It’s good to be back. You see, my first job was a paperboy for The Evening Phoenix back in the early 90s. It was a great job, but I did not make enough to retire, so I decided that it be best that I go on to obtain my high school diploma – which I did as a member of Phoenixville Area High School’s class of 1994. The next decade of my life, which I refer to as my Chromatic Period, I tried my hand at dozens of different occupations. I had jobs ranging from dog walking to demolition, and while I enjoyed almost all of them I never found my niche.
Throughout it all I would write in my spare time, not professionally, but rather as therapy of sorts or simply for fun. Those who I shared my writing with seemed to enjoy it, and one close friend suggested that I pursue writing in some higher form. At that point in time I had no reason not to try it out and see what the future held for me as a legitimate pro. So it came to be that, ten years after finishing high school, I literally gave it the old college try. It did not take me long to realize that something had fallen into place – I tore through my initial courses with vigor and excitement, and since I finally truly cared about my education (because I was paying, or should I say am still paying, for it), I became a fully invested and excellent student. I chose journalism because I saw it as a career path which A) involved writing, B) involved exploring and learning of new things almost daily, and C) gave me the opportunity to have a positive effect on the world around me with my work.
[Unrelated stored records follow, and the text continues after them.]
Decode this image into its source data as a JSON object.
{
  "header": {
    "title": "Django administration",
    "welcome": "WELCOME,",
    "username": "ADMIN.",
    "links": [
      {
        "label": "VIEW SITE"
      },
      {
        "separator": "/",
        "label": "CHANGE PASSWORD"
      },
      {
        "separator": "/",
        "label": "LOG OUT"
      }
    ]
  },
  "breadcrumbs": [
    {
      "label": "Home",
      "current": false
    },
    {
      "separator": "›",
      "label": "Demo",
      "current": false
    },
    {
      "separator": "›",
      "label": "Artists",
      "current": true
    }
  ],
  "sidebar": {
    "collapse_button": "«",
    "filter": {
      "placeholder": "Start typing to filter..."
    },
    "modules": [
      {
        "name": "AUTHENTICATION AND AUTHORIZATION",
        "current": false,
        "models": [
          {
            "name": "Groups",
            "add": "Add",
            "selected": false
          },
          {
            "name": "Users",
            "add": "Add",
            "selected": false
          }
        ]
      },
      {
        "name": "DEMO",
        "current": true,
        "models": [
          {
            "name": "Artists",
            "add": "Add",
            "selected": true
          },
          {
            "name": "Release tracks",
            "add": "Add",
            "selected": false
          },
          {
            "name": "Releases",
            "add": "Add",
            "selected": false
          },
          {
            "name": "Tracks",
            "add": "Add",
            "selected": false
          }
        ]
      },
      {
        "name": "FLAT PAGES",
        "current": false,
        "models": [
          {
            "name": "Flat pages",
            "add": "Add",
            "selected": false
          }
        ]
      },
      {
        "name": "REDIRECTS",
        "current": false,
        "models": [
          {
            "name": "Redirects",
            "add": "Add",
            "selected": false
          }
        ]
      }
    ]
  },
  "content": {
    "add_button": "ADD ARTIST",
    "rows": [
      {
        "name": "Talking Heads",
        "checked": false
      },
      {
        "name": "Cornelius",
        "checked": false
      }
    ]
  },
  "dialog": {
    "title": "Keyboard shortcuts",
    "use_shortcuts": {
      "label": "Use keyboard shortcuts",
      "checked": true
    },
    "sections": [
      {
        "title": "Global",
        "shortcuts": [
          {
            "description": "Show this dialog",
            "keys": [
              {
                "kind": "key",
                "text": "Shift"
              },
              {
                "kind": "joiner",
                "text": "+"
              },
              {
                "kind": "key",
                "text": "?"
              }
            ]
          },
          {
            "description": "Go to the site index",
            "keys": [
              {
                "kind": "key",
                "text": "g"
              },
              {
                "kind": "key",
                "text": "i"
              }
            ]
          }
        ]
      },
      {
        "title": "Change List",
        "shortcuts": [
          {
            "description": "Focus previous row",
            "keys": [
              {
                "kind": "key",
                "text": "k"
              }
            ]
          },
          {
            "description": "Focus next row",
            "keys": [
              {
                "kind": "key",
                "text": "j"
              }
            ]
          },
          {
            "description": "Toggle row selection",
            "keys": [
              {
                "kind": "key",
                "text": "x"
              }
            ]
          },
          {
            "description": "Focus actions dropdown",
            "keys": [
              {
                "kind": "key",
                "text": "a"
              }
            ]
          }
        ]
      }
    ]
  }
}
Four-and-a-half years later I had the pleasure of tacking up on my wall a little piece of paper from Temple University that had my name smack dab in the middle of it. I was a bonafide ‘journo’, but I was only working part-time at a radio station – it was not planned to be that way, but that is another different and stranger story – so one day I just walked into the Phoenix newspaper building and offered my services as an unpaid intern (it was 2009, and no one seemed to be hiring) to get my foot in the door with then editor Leanne Petite. Happy to have me on board, she quickly tasked me with general assignment reporting.
Within a few months I was taken on as a freelance correspondent for both The Phoenix and the Tri County Record in Morgantown, PA. It was a few months later that I was offered the position of Editor of the Tri County Record. I happily accepted the job and dove right into the great communities which constitute its coverage area. Three years passed from that point to when my friend and colleague Heather Tyrrell announced that she would be stepping down as Editor of the recently revamped Phoenix Reporter & Item, and I knew right away that I was going to try and convince my bosses that I was the right person to pick up where she had left off. Had it been any other newspaper, I likely would not have budged, but I grew up in Phoenixville and I know a fair amount about nearly all of the places that the former Item and Reporter papers covered. If you look at my shift from the Tri County Record to the Phoenix Reporter & Item ‘on paper’ it is more or less a lateral move, but for me it is a giant step forward because it is a return to my roots.
Well, that’s my story, for what it’s worth, and now it is time for me to wrap it up and move ahead with telling the stories of the Phoenix Reporter & Item community. I am fortunate to have a very talented group of co-workers and freelance journalists to work alongside of, and together we will strive to keep each and every reader informed and entertained whether they read the paper or click their way through PhoenixvilleNews.com.
Editor, Phoenix Reporter & Item